Regar

From Wikipedia, the free encyclopedia
Jump to: navigation, search

The Regar (Raigar, Rehgar, Rehgarh[1]) are a social group found in the states of Gujarat and Rajasthan in India.[2][3]

History and origin[edit]

The word Regar means dyeing in the Rajasthani language. The community are involved in the dyeing of leather and are distributed throughout Rajasthan.[2]

Present circumstances[edit]

The Regar are an endogamous community, and practice clan exogamy. Their main clans are the Rashgania, Digarwal, and Bakolia. Despite having a common origin with the Chamar, they are no intermarriages between these two communities.[2]

At the beginning of the 20th century, the British administration imposed restrictions on the indigenous manufacturing of saltpetre which destroyed their livelihood.[4]

Their main occupations remains dyeing and tanning of hides. A significant number are also involved in the manufacture of shoes, and a few are also now tailors. The community is economically marginal and suffers from deprivation. They have a caste association, that represents the community’s interest, as well as dealing with intra-community disputes.[2]

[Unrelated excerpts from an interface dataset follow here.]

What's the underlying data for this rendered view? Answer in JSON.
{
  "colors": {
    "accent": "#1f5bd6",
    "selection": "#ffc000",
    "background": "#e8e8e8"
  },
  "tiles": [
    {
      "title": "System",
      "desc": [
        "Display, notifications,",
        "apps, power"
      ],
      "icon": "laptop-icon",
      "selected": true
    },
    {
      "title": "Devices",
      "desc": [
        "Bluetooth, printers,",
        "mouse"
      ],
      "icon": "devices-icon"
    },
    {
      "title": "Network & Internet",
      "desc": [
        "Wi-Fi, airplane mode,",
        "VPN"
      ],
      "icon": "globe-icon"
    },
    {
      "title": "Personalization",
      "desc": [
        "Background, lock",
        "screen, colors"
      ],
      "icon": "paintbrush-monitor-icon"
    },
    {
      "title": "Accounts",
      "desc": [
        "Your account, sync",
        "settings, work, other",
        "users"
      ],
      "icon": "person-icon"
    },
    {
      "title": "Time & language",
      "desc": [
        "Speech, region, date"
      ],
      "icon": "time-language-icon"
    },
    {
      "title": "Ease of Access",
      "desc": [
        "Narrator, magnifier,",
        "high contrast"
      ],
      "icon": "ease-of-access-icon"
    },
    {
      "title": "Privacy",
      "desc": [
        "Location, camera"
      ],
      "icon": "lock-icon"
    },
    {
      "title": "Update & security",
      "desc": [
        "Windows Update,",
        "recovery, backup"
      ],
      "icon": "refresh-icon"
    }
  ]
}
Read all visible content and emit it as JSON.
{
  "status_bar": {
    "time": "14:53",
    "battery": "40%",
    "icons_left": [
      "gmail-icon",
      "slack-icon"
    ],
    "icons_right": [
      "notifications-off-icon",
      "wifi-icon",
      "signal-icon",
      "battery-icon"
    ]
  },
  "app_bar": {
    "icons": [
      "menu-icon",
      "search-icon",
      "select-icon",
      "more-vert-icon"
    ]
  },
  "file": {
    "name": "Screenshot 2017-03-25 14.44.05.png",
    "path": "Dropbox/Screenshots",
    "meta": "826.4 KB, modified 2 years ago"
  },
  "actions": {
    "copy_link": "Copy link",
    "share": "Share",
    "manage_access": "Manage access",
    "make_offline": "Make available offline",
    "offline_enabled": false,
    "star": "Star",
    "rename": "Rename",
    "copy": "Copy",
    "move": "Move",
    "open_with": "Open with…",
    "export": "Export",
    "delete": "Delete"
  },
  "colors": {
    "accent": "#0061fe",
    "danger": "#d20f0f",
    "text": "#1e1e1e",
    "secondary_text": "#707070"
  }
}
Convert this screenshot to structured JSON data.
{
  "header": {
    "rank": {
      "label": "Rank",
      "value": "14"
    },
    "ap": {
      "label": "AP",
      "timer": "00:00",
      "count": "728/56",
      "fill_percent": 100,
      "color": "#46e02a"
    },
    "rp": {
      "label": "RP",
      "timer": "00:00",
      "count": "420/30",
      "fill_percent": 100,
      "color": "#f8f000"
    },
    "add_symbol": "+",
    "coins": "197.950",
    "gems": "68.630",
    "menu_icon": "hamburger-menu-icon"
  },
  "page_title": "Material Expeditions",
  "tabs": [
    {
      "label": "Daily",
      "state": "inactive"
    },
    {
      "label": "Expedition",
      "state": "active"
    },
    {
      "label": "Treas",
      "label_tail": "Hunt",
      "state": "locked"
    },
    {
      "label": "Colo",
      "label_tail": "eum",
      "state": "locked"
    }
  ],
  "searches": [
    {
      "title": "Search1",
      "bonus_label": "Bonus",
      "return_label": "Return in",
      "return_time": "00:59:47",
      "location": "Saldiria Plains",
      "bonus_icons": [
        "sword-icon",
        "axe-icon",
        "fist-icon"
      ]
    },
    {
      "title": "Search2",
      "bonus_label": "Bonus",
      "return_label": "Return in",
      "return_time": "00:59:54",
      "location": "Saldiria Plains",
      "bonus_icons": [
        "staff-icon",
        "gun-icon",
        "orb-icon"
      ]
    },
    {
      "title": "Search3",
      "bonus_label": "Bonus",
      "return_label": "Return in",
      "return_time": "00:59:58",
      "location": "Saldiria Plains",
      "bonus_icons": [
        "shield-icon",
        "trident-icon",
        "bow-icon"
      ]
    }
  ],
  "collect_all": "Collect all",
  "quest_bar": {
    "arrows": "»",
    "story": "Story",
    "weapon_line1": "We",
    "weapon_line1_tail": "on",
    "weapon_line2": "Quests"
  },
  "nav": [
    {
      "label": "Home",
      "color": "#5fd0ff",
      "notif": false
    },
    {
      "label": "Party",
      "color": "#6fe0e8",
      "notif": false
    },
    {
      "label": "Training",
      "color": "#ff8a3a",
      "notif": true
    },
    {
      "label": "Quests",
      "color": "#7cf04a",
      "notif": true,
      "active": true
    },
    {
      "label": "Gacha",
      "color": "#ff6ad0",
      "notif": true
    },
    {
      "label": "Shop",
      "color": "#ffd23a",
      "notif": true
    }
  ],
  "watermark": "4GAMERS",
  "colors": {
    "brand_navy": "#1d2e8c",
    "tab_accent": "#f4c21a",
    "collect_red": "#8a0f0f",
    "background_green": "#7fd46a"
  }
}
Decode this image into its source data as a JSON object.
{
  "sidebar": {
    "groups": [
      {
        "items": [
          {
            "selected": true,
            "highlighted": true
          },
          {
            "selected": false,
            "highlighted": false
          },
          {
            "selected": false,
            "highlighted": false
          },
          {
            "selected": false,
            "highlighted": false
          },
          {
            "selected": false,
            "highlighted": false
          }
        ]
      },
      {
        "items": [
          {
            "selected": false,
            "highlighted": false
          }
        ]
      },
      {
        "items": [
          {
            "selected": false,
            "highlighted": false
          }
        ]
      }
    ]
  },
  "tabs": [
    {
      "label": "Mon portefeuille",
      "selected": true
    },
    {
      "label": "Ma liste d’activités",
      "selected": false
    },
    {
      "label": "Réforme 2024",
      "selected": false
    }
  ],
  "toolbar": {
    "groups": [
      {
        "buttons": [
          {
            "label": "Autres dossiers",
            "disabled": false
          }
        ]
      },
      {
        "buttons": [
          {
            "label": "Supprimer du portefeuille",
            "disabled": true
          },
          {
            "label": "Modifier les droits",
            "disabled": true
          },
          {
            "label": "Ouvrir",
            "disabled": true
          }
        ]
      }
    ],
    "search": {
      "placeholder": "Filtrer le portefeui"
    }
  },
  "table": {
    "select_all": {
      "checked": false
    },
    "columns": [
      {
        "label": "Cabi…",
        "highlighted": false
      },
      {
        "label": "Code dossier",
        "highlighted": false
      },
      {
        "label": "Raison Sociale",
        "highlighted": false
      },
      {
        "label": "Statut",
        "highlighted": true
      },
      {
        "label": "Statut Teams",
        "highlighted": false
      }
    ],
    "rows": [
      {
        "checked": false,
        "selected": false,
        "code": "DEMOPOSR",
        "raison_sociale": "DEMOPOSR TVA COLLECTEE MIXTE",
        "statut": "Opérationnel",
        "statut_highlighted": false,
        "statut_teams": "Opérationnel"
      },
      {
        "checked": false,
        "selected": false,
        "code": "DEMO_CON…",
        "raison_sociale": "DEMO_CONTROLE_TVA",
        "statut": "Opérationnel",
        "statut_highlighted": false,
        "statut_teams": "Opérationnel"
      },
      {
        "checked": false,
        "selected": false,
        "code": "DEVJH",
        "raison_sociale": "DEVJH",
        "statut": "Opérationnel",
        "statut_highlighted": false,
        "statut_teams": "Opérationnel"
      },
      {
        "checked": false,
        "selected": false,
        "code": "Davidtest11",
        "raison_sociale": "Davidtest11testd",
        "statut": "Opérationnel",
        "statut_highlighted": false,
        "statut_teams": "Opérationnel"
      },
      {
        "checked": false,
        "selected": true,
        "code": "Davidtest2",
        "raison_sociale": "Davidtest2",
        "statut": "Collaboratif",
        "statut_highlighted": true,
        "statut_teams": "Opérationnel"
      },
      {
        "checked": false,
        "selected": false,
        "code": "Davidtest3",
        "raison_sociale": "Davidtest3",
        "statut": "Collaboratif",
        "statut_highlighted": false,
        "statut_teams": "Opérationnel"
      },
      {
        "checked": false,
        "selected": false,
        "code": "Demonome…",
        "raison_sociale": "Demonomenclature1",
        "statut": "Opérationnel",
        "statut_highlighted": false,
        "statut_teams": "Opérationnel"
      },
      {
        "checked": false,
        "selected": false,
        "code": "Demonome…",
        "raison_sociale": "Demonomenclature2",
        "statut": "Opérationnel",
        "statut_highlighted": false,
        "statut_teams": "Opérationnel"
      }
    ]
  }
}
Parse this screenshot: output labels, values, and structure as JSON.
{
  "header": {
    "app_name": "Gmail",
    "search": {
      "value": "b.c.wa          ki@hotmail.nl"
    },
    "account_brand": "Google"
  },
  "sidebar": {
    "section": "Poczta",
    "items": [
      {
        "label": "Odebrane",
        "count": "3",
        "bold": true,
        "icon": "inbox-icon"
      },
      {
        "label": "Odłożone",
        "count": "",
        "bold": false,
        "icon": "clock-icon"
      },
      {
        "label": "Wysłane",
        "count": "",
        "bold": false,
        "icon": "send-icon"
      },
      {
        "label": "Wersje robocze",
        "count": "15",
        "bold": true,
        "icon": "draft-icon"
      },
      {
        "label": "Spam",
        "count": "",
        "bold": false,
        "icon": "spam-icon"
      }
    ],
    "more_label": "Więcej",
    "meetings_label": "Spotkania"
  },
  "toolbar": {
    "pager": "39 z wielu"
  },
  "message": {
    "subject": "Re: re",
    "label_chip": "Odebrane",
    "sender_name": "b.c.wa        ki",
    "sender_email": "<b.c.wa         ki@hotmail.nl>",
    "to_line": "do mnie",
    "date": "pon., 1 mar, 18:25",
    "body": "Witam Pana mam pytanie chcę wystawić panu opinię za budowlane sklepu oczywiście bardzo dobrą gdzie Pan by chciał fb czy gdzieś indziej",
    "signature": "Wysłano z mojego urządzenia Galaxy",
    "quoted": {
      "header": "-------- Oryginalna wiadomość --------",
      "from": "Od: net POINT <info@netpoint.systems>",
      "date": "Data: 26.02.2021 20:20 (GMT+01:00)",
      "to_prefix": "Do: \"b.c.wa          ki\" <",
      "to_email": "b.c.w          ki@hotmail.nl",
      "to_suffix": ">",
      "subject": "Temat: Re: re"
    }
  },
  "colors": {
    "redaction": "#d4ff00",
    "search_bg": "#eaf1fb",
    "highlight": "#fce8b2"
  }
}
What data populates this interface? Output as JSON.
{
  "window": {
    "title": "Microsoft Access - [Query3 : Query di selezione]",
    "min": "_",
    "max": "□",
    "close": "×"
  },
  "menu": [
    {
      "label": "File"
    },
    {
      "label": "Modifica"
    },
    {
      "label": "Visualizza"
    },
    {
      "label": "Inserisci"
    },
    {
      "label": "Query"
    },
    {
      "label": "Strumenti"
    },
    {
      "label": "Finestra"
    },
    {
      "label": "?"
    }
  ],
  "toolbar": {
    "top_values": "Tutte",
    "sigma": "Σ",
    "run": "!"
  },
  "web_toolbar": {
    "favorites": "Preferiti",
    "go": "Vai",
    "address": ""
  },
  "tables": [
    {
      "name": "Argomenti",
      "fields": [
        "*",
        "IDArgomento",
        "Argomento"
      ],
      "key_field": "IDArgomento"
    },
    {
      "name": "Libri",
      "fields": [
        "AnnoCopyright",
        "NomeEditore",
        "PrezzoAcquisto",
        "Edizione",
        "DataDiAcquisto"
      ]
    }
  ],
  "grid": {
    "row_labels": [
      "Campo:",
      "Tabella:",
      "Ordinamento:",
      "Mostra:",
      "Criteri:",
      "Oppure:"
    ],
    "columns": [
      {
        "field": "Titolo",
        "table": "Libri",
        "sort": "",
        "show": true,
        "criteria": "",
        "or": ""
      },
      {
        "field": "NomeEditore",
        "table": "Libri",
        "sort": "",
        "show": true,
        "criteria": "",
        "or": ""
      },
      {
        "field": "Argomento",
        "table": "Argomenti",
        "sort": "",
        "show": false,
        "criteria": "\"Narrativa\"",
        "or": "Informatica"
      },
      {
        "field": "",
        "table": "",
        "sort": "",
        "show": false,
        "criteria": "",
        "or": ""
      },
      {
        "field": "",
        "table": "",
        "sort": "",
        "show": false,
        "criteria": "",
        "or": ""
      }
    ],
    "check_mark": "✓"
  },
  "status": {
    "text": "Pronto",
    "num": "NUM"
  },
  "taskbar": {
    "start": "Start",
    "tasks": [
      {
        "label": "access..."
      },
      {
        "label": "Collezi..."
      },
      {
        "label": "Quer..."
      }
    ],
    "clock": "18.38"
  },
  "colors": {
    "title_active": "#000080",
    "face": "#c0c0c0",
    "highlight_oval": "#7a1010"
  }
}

The Regar of Gujarat claim to have immigrated from the Nagaur and Parbacha regions of Rajasthan. They still speak Marwari although they now understand Gujarati. Their traditional occupation was to clean and colour hides, but now they are mainly involved in the manufacturers. Their economic situation is much better than their Rajasthani kinsmen, and many are now successful manufacturers.[3]

References[edit]

  1. ^ India. Office of the Registrar General (1969). Census of India, 1961. p. 1070. Retrieved 22 June 2011. 
  2. ^ a b c d People of India Rajasthan Volume XXXVIII Part Two edited by B.K Lavania, D. K Samanta, S K Mandal & N.N Vyas pages 819 to 822 Popular Prakashan
  3. ^ a b People of India Gujarat Volume XXI Part Three edited by R.B Lal, P.B.S.V Padmanabham, G Krishnan & M Azeez Mohideen pages 1169-1172
  4. ^ Srivastava, Kamal Shankar (1998). Origin and development of class and caste in India. Sangeeta Prakashan, 1998. pp. 180–190.